What are some of the challenges of treating cancer in Uganda and in other resource-constrained settings?

Two of the biggest challenges are limited resources for pathology and too few oncology doctors. Cancer care depends on an accurate diagnosis. A Global Oncology faculty member, Manoj Menon, along with a Ugandan physician-scientist trained at the Fred Hutch, Nixon Niyonzima, are studying innovative approaches to the accurate diagnosis of breast cancer using molecular techniques. We also have several initiatives to improve the diagnosis of blood cancers in children and adults and are working with the Burkitt’s Lymphoma Fund for Africa to help build capacity for flow cytometry [a technology used to analyze the characteristics of cells or particles]. Fred Hutch has also been heavily involved in training Ugandan oncologists, and in 2018, in partnership with the University of Washington and the UCI, we launched a new Adult Hematology Oncology fellowship. The fellowship program, led by John Harlan from University of Washington and Abrahams Omading from the Uganda Cancer Institute, together with the research training program, led by GO faculty member Warren Phipps, are helping to train the next generation of oncology leaders in East Africa.

Central to Fred Hutch’s Global Oncology program is its partnership with the Uganda Cancer Institute. How does partnership, both locally and globally, play a role in the work the team does?

The partnership with the UCI is central to our work in Uganda. It is based on a shared vision of promoting research and building capacity. Jackson Orem, Executive Director of the UCI, is our key partner in the collaboration. He serves as both an investigator on many of our research projects and our primary partner in the governance of the UCI-Fred Hutch Cancer Center. Meaningful partnership is critical to developing a sustainable cancer program, and the UCI-Fred Hutch partnership is recognized and supported by the Ugandan Ministry of Health, which is dedicated to improving cancer outcomes in Uganda.

You wear many hats—caring for patients, serving as principal investigator on several clinical studies, and helping lead Fred Hutch’s Global Oncology program. Walk us through a typical day in your life.

Working with researchers 9,000 miles and 10 time zones away means my day usually starts with 6 am phone calls with collaborators and staff in Kampala; our team in Uganda is comprised of approximately 60 research, administrative and operational staff. My major current projects include a large project evaluating cervical dysplasia, a form of pre-cancer, being conducted in collaboration with Corey Casper and Lisa Frenkel. Cervical cancer is a leading cause of preventable death in Uganda, and last year we screened close to 5,000 women for cervical cancer, and the research team is aiming to understand why HIV increases the risk of cervical cancer.
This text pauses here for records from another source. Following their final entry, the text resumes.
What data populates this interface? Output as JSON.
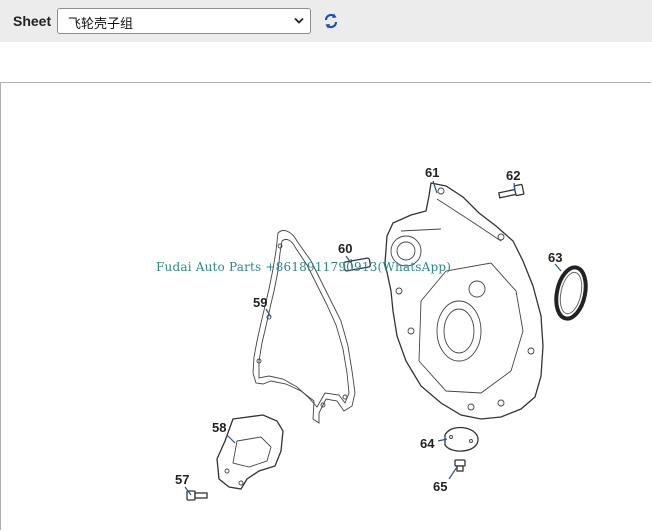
{
  "toolbar": {
    "sheet_label": "Sheet",
    "sheet_selected": "飞轮壳子组",
    "refresh_icon": "refresh-icon"
  },
  "diagram": {
    "callouts": [
      "57",
      "58",
      "59",
      "60",
      "61",
      "62",
      "63",
      "64",
      "65"
    ],
    "watermark": "Fudai Auto Parts +8618911790913(WhatsApp)"
  }
}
The second is an upcoming study in lymphoma, which is the second most common cancer in children and young adults in Uganda. After catching up with Uganda, when I am on service, I take care of leukemia and lymphoma patients at the University of Washington through the early afternoon. I then spend the late afternoon at Fred Hutch meeting with scientific collaborators and the Seattle-based research teams, developing new projects and evaluating data from ongoing research. On Wednesday evening, I participate in a tumor board teleconference led by Hootie Warren in Seattle and Abrahams Omading in Kampala.

 What have you found to be unique or different about working in Seattle?

I have found the research environment at the Fred Hutch invigorating. Fred Hutch is a smaller and more nimble organization than where I trained and the level of collegiality and support for new ideas is very rewarding. Also, the global health community in Seattle is unparalleled. Although I had done international research before, meeting people in the global health field has been one of the highlights of working in Seattle. 

What do you do in your spare time?

I am an avid runner, and so you frequently may find me running around Queen Anne, Lake Union or on the Burke-Gilman Trail. I also love skiing, and I am excited about the opportunities to explore skiing in the Pacific Northwest.